= Beginning of Section =

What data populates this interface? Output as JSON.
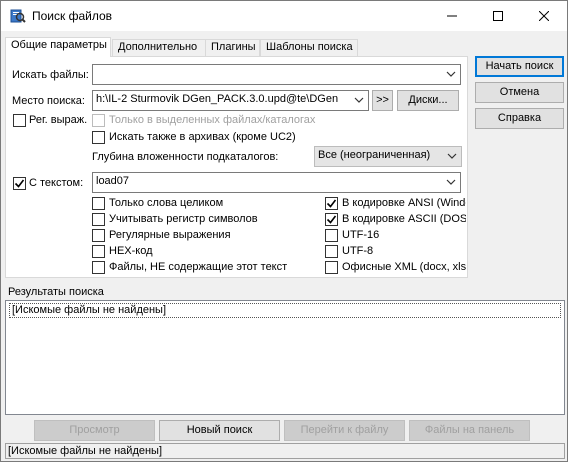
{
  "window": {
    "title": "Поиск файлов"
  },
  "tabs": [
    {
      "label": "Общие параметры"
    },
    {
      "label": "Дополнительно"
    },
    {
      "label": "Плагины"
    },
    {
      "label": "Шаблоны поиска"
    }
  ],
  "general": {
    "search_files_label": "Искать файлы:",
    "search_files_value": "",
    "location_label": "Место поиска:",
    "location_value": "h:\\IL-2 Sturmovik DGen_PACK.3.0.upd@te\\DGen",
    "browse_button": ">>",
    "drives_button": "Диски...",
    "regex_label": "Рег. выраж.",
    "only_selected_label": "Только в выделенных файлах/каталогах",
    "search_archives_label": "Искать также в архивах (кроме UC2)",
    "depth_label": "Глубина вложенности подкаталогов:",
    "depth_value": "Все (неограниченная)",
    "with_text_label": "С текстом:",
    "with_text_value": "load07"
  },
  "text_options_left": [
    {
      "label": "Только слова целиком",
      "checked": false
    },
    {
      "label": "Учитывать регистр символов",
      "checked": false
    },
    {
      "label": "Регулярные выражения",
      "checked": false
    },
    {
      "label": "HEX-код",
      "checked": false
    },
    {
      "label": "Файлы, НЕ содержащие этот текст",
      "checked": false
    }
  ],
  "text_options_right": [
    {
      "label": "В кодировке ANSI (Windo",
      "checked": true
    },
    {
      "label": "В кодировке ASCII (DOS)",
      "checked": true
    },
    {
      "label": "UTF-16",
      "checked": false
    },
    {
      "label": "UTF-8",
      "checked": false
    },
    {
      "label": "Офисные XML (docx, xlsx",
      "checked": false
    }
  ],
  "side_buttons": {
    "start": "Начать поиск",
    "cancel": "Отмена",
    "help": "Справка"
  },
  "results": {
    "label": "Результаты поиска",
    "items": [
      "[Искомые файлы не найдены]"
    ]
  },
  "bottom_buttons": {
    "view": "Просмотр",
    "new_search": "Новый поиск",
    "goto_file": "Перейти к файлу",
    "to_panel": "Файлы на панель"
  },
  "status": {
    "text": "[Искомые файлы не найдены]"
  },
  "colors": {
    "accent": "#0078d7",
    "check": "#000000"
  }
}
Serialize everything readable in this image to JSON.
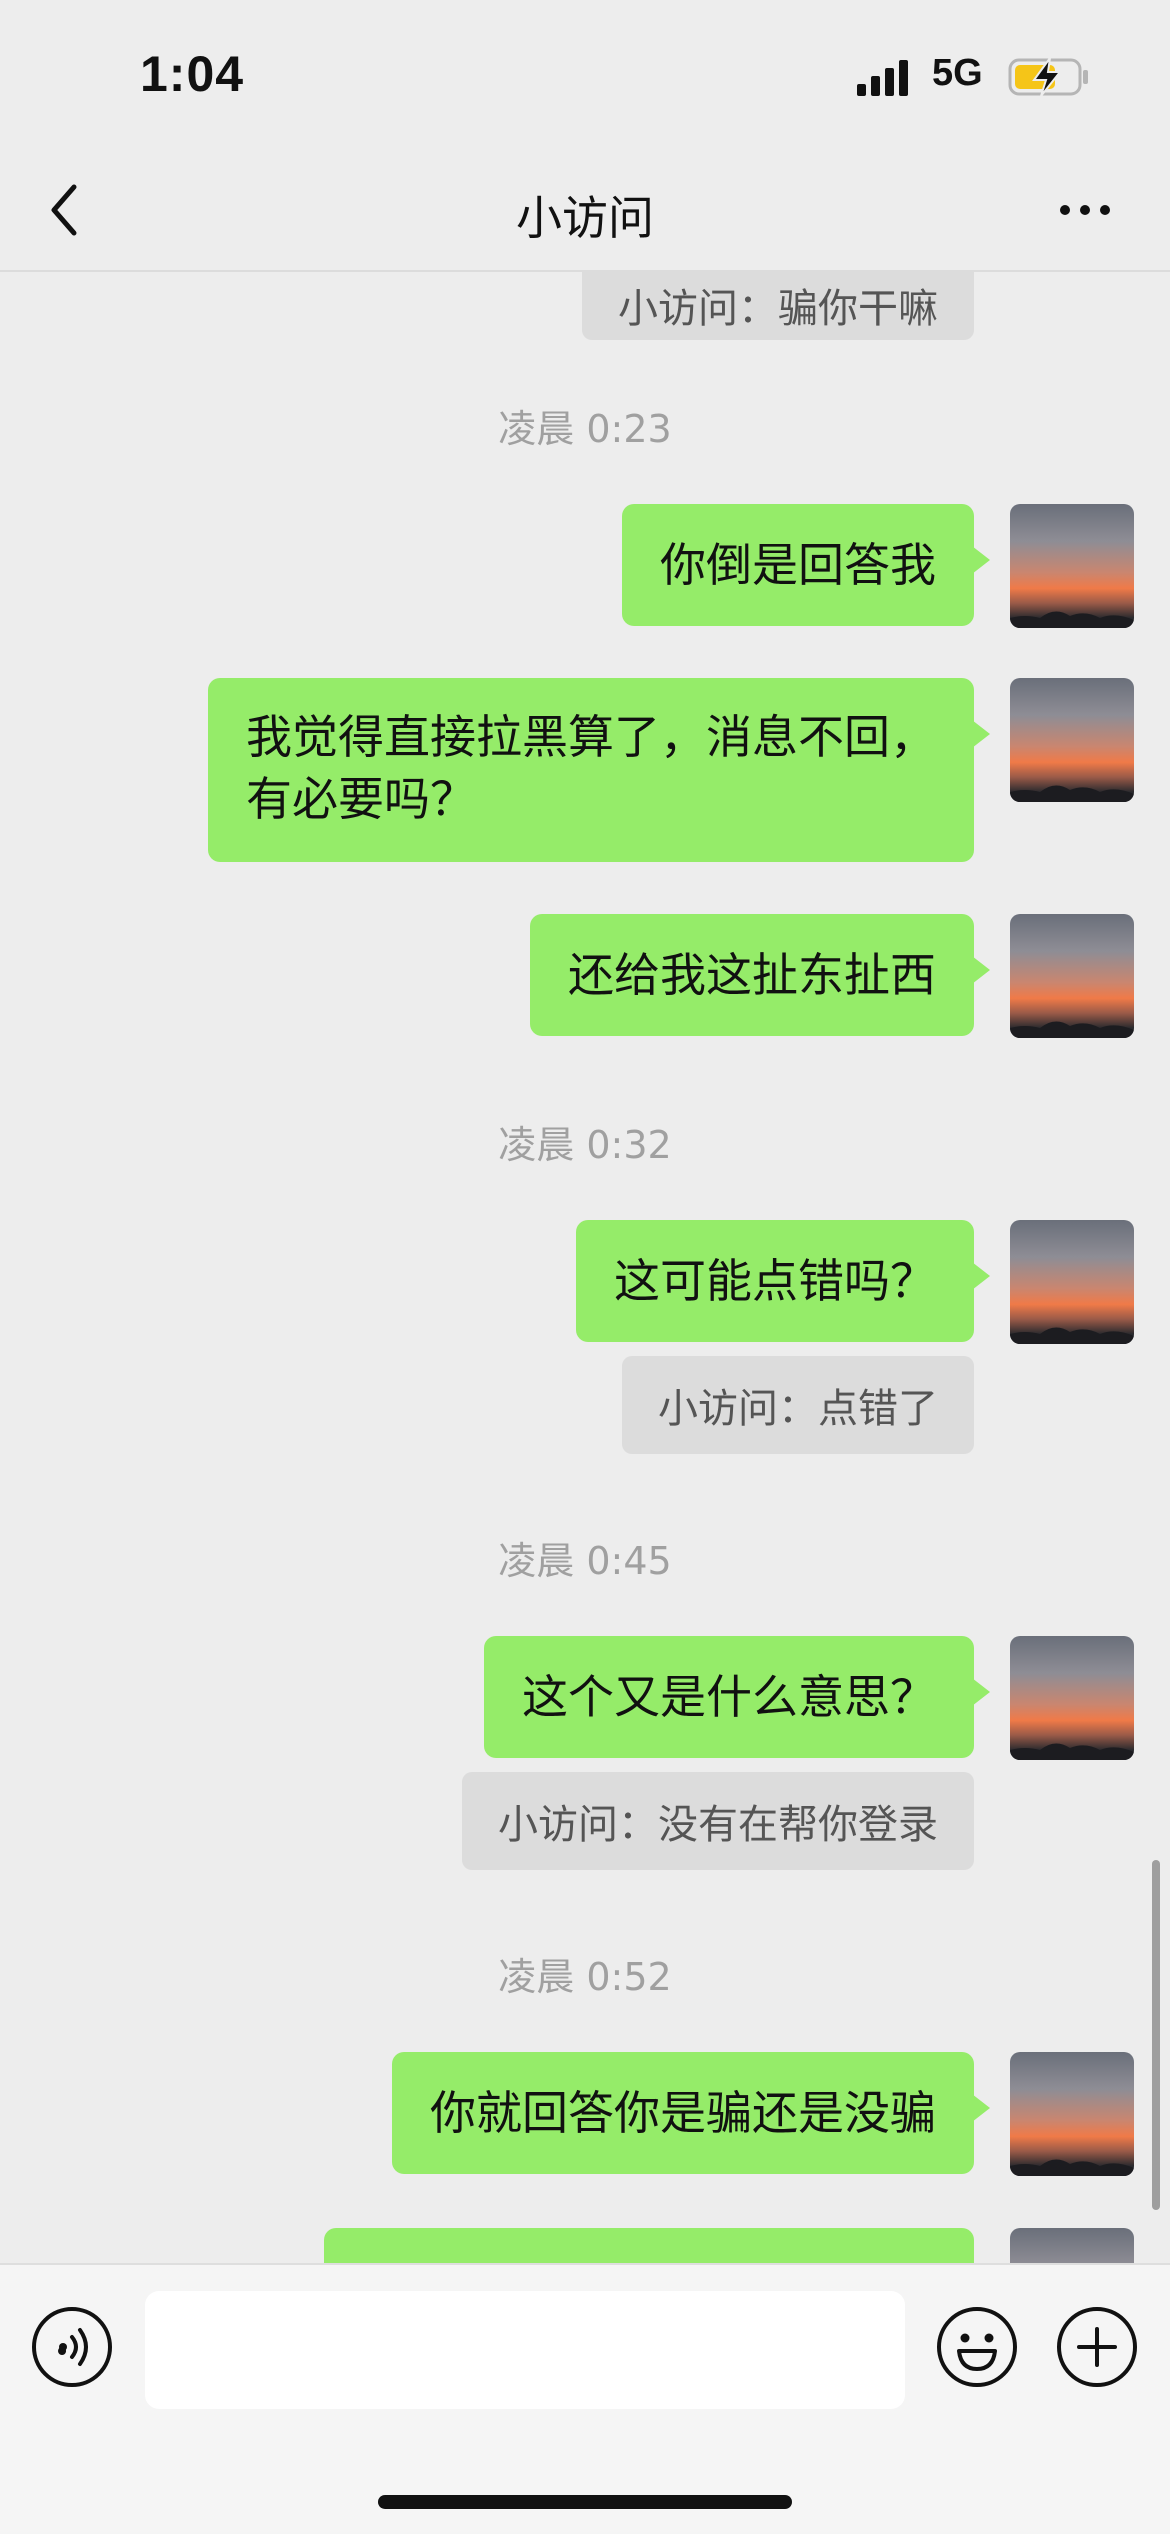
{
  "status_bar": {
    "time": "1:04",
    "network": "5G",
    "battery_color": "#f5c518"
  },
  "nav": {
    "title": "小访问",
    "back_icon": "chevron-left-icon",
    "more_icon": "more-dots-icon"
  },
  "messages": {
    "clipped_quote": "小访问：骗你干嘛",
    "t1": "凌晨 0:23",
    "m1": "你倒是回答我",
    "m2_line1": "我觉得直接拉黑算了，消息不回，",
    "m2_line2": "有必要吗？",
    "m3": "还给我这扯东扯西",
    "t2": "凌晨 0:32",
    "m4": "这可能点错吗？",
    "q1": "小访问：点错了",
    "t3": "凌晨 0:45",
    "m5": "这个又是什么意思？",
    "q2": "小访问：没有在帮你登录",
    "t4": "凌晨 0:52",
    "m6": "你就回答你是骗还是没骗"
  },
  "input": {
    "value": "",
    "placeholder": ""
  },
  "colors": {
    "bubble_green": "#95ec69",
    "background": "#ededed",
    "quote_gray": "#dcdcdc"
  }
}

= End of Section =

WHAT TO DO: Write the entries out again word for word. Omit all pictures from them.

THE ANSWER:
What data populates this interface? Output as JSON.
{
  "window": {
    "title": "Поиск файлов"
  },
  "tabs": [
    {
      "label": "Общие параметры"
    },
    {
      "label": "Дополнительно"
    },
    {
      "label": "Плагины"
    },
    {
      "label": "Шаблоны поиска"
    }
  ],
  "general": {
    "search_files_label": "Искать файлы:",
    "search_files_value": "",
    "location_label": "Место поиска:",
    "location_value": "h:\\IL-2 Sturmovik DGen_PACK.3.0.upd@te\\DGen",
    "browse_button": ">>",
    "drives_button": "Диски...",
    "regex_label": "Рег. выраж.",
    "only_selected_label": "Только в выделенных файлах/каталогах",
    "search_archives_label": "Искать также в архивах (кроме UC2)",
    "depth_label": "Глубина вложенности подкаталогов:",
    "depth_value": "Все (неограниченная)",
    "with_text_label": "С текстом:",
    "with_text_value": "load07"
  },
  "text_options_left": [
    {
      "label": "Только слова целиком",
      "checked": false
    },
    {
      "label": "Учитывать регистр символов",
      "checked": false
    },
    {
      "label": "Регулярные выражения",
      "checked": false
    },
    {
      "label": "HEX-код",
      "checked": false
    },
    {
      "label": "Файлы, НЕ содержащие этот текст",
      "checked": false
    }
  ],
  "text_options_right": [
    {
      "label": "В кодировке ANSI (Windo",
      "checked": true
    },
    {
      "label": "В кодировке ASCII (DOS)",
      "checked": true
    },
    {
      "label": "UTF-16",
      "checked": false
    },
    {
      "label": "UTF-8",
      "checked": false
    },
    {
      "label": "Офисные XML (docx, xlsx",
      "checked": false
    }
  ],
  "side_buttons": {
    "start": "Начать поиск",
    "cancel": "Отмена",
    "help": "Справка"
  },
  "results": {
    "label": "Результаты поиска",
    "items": [
      "[Искомые файлы не найдены]"
    ]
  },
  "bottom_buttons": {
    "view": "Просмотр",
    "new_search": "Новый поиск",
    "goto_file": "Перейти к файлу",
    "to_panel": "Файлы на панель"
  },
  "status": {
    "text": "[Искомые файлы не найдены]"
  },
  "colors": {
    "accent": "#0078d7",
    "check": "#000000"
  }
}
Serialize everything readable in this image to JSON.
{
  "status_bar": {
    "time": "1:04",
    "network": "5G",
    "battery_color": "#f5c518"
  },
  "nav": {
    "title": "小访问",
    "back_icon": "chevron-left-icon",
    "more_icon": "more-dots-icon"
  },
  "messages": {
    "clipped_quote": "小访问：骗你干嘛",
    "t1": "凌晨 0:23",
    "m1": "你倒是回答我",
    "m2_line1": "我觉得直接拉黑算了，消息不回，",
    "m2_line2": "有必要吗？",
    "m3": "还给我这扯东扯西",
    "t2": "凌晨 0:32",
    "m4": "这可能点错吗？",
    "q1": "小访问：点错了",
    "t3": "凌晨 0:45",
    "m5": "这个又是什么意思？",
    "q2": "小访问：没有在帮你登录",
    "t4": "凌晨 0:52",
    "m6": "你就回答你是骗还是没骗"
  },
  "input": {
    "value": "",
    "placeholder": ""
  },
  "colors": {
    "bubble_green": "#95ec69",
    "background": "#ededed",
    "quote_gray": "#dcdcdc"
  }
}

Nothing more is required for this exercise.